■ Exercise description:
Reproduce the records below exactly, leaving their images out.

━━ Records shown ━━

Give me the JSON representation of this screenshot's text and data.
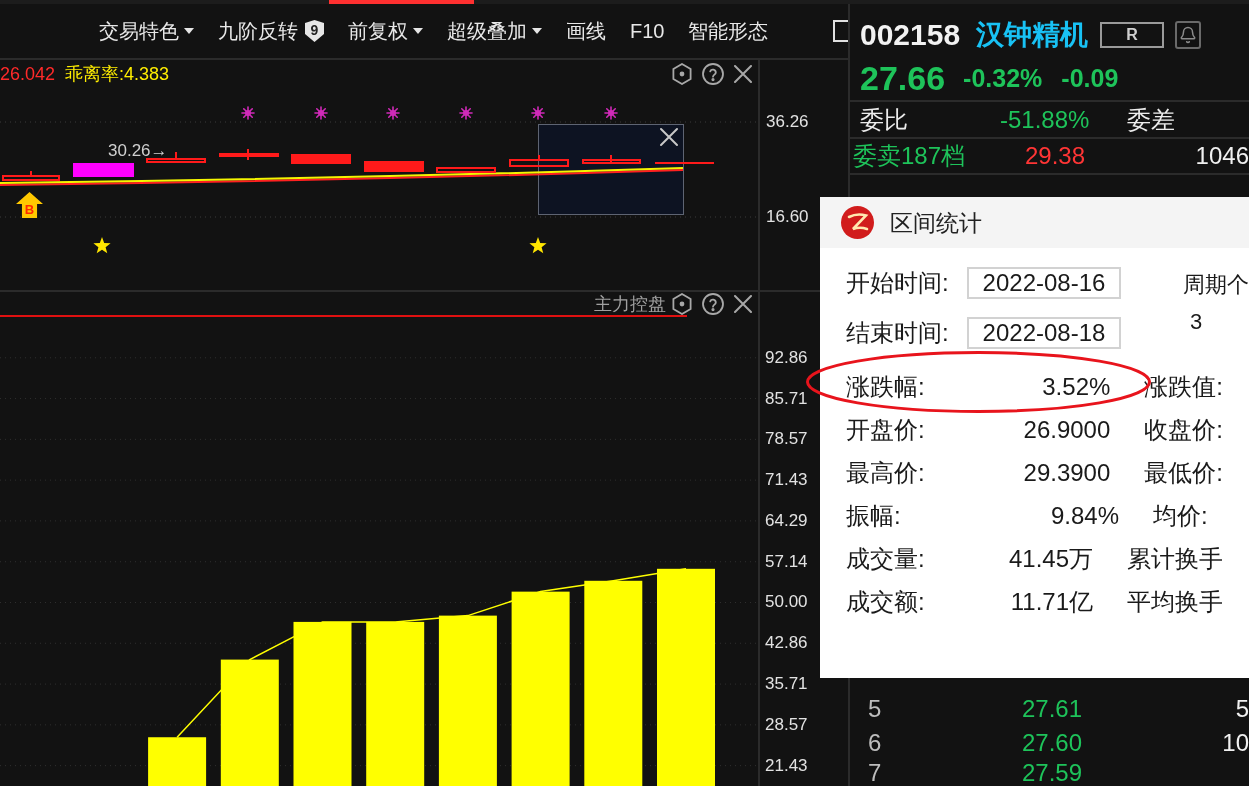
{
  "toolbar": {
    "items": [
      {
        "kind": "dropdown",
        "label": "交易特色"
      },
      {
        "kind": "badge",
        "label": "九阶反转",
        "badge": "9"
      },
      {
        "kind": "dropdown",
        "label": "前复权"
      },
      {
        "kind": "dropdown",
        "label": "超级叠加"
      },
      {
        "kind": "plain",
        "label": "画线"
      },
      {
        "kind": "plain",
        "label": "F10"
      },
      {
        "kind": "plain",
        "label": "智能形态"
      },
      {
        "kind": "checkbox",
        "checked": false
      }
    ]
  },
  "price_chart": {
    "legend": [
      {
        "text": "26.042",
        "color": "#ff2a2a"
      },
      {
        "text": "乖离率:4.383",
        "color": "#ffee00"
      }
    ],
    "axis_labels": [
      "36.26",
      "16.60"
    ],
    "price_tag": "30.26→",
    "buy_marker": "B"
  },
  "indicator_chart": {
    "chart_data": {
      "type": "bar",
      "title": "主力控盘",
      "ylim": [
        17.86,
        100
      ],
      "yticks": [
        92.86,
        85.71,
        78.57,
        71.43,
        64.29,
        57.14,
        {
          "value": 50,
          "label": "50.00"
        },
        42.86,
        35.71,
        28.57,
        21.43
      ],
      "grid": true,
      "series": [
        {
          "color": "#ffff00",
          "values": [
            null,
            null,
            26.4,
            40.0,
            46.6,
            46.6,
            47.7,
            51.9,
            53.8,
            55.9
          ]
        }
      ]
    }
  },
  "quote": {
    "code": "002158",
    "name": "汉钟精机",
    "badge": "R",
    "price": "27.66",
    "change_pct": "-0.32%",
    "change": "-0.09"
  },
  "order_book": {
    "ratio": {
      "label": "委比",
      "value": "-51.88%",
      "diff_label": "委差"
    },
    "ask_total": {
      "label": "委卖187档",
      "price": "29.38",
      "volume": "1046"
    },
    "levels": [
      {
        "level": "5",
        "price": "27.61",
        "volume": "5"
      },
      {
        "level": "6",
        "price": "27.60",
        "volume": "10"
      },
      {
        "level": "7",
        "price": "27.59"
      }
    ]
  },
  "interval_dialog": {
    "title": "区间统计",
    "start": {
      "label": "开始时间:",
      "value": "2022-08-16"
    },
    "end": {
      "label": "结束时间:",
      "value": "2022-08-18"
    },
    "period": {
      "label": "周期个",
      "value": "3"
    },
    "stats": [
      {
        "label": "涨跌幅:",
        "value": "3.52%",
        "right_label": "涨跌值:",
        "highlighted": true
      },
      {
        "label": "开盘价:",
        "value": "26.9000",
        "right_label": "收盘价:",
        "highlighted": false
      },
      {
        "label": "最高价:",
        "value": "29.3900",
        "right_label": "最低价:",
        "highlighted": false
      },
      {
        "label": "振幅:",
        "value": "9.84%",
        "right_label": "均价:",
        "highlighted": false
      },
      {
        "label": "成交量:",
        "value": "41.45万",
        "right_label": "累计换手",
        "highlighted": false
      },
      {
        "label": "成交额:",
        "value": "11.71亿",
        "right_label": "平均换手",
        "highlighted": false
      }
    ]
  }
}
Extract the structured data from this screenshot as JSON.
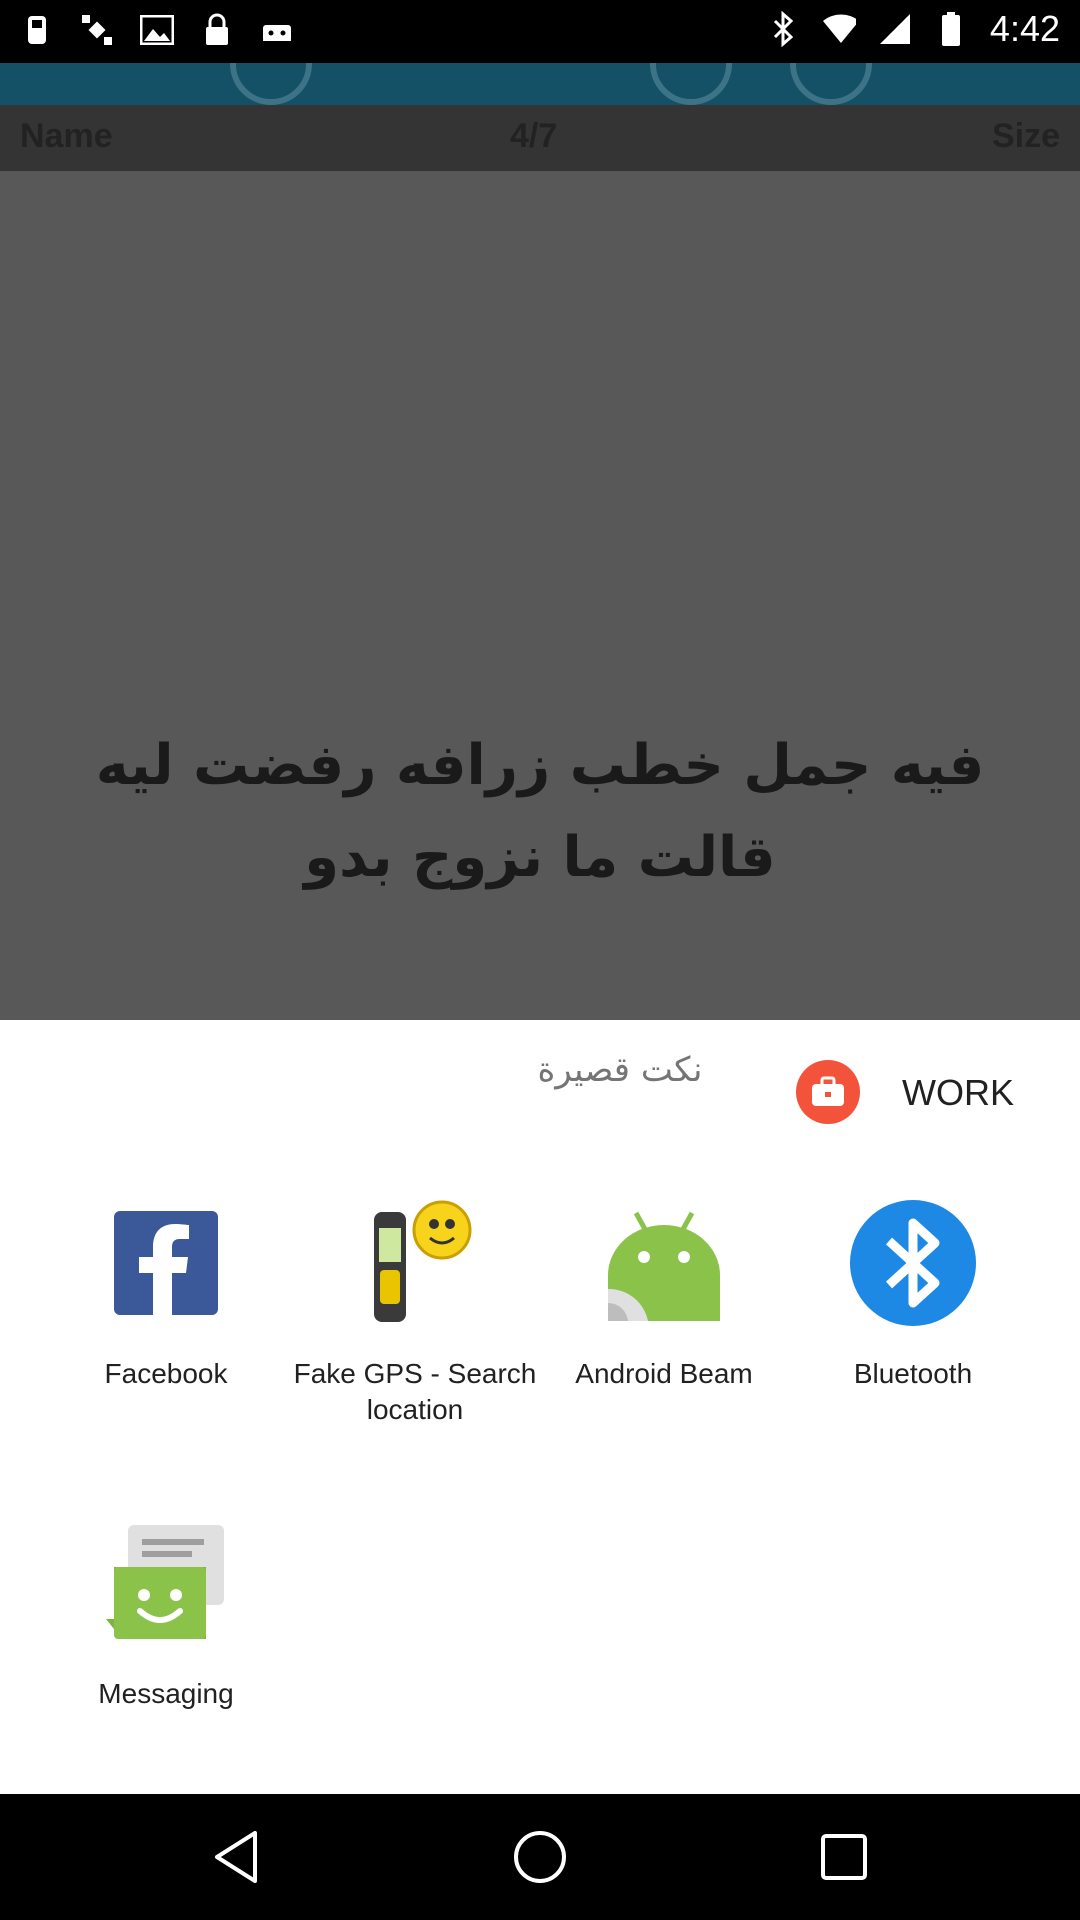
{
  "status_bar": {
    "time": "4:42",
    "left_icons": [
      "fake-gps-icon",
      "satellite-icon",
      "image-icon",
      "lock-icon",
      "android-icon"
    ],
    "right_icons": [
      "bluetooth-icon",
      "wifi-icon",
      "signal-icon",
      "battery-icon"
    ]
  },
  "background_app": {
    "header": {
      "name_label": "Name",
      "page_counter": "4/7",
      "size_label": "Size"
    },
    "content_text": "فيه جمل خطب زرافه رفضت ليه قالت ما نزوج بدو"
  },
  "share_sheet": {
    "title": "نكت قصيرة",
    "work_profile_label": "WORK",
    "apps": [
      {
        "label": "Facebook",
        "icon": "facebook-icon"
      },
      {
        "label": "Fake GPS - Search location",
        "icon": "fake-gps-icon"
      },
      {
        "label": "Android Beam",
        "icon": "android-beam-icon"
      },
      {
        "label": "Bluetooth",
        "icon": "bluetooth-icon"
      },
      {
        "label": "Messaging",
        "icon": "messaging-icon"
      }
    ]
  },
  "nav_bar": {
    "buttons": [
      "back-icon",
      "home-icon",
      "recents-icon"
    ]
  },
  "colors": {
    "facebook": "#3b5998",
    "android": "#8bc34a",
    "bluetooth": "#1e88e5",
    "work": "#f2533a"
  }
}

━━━

■ Task answer:
Give me the JSON representation of this screenshot's text and data.
{
  "toolbar": {
    "items": [
      {
        "kind": "dropdown",
        "label": "交易特色"
      },
      {
        "kind": "badge",
        "label": "九阶反转",
        "badge": "9"
      },
      {
        "kind": "dropdown",
        "label": "前复权"
      },
      {
        "kind": "dropdown",
        "label": "超级叠加"
      },
      {
        "kind": "plain",
        "label": "画线"
      },
      {
        "kind": "plain",
        "label": "F10"
      },
      {
        "kind": "plain",
        "label": "智能形态"
      },
      {
        "kind": "checkbox",
        "checked": false
      }
    ]
  },
  "price_chart": {
    "legend": [
      {
        "text": "26.042",
        "color": "#ff2a2a"
      },
      {
        "text": "乖离率:4.383",
        "color": "#ffee00"
      }
    ],
    "axis_labels": [
      "36.26",
      "16.60"
    ],
    "price_tag": "30.26→",
    "buy_marker": "B"
  },
  "indicator_chart": {
    "chart_data": {
      "type": "bar",
      "title": "主力控盘",
      "ylim": [
        17.86,
        100
      ],
      "yticks": [
        92.86,
        85.71,
        78.57,
        71.43,
        64.29,
        57.14,
        {
          "value": 50,
          "label": "50.00"
        },
        42.86,
        35.71,
        28.57,
        21.43
      ],
      "grid": true,
      "series": [
        {
          "color": "#ffff00",
          "values": [
            null,
            null,
            26.4,
            40.0,
            46.6,
            46.6,
            47.7,
            51.9,
            53.8,
            55.9
          ]
        }
      ]
    }
  },
  "quote": {
    "code": "002158",
    "name": "汉钟精机",
    "badge": "R",
    "price": "27.66",
    "change_pct": "-0.32%",
    "change": "-0.09"
  },
  "order_book": {
    "ratio": {
      "label": "委比",
      "value": "-51.88%",
      "diff_label": "委差"
    },
    "ask_total": {
      "label": "委卖187档",
      "price": "29.38",
      "volume": "1046"
    },
    "levels": [
      {
        "level": "5",
        "price": "27.61",
        "volume": "5"
      },
      {
        "level": "6",
        "price": "27.60",
        "volume": "10"
      },
      {
        "level": "7",
        "price": "27.59"
      }
    ]
  },
  "interval_dialog": {
    "title": "区间统计",
    "start": {
      "label": "开始时间:",
      "value": "2022-08-16"
    },
    "end": {
      "label": "结束时间:",
      "value": "2022-08-18"
    },
    "period": {
      "label": "周期个",
      "value": "3"
    },
    "stats": [
      {
        "label": "涨跌幅:",
        "value": "3.52%",
        "right_label": "涨跌值:",
        "highlighted": true
      },
      {
        "label": "开盘价:",
        "value": "26.9000",
        "right_label": "收盘价:",
        "highlighted": false
      },
      {
        "label": "最高价:",
        "value": "29.3900",
        "right_label": "最低价:",
        "highlighted": false
      },
      {
        "label": "振幅:",
        "value": "9.84%",
        "right_label": "均价:",
        "highlighted": false
      },
      {
        "label": "成交量:",
        "value": "41.45万",
        "right_label": "累计换手",
        "highlighted": false
      },
      {
        "label": "成交额:",
        "value": "11.71亿",
        "right_label": "平均换手",
        "highlighted": false
      }
    ]
  }
}
Extract the structured data from this screenshot as JSON.
{
  "status_bar": {
    "time": "4:42",
    "left_icons": [
      "fake-gps-icon",
      "satellite-icon",
      "image-icon",
      "lock-icon",
      "android-icon"
    ],
    "right_icons": [
      "bluetooth-icon",
      "wifi-icon",
      "signal-icon",
      "battery-icon"
    ]
  },
  "background_app": {
    "header": {
      "name_label": "Name",
      "page_counter": "4/7",
      "size_label": "Size"
    },
    "content_text": "فيه جمل خطب زرافه رفضت ليه قالت ما نزوج بدو"
  },
  "share_sheet": {
    "title": "نكت قصيرة",
    "work_profile_label": "WORK",
    "apps": [
      {
        "label": "Facebook",
        "icon": "facebook-icon"
      },
      {
        "label": "Fake GPS - Search location",
        "icon": "fake-gps-icon"
      },
      {
        "label": "Android Beam",
        "icon": "android-beam-icon"
      },
      {
        "label": "Bluetooth",
        "icon": "bluetooth-icon"
      },
      {
        "label": "Messaging",
        "icon": "messaging-icon"
      }
    ]
  },
  "nav_bar": {
    "buttons": [
      "back-icon",
      "home-icon",
      "recents-icon"
    ]
  },
  "colors": {
    "facebook": "#3b5998",
    "android": "#8bc34a",
    "bluetooth": "#1e88e5",
    "work": "#f2533a"
  }
}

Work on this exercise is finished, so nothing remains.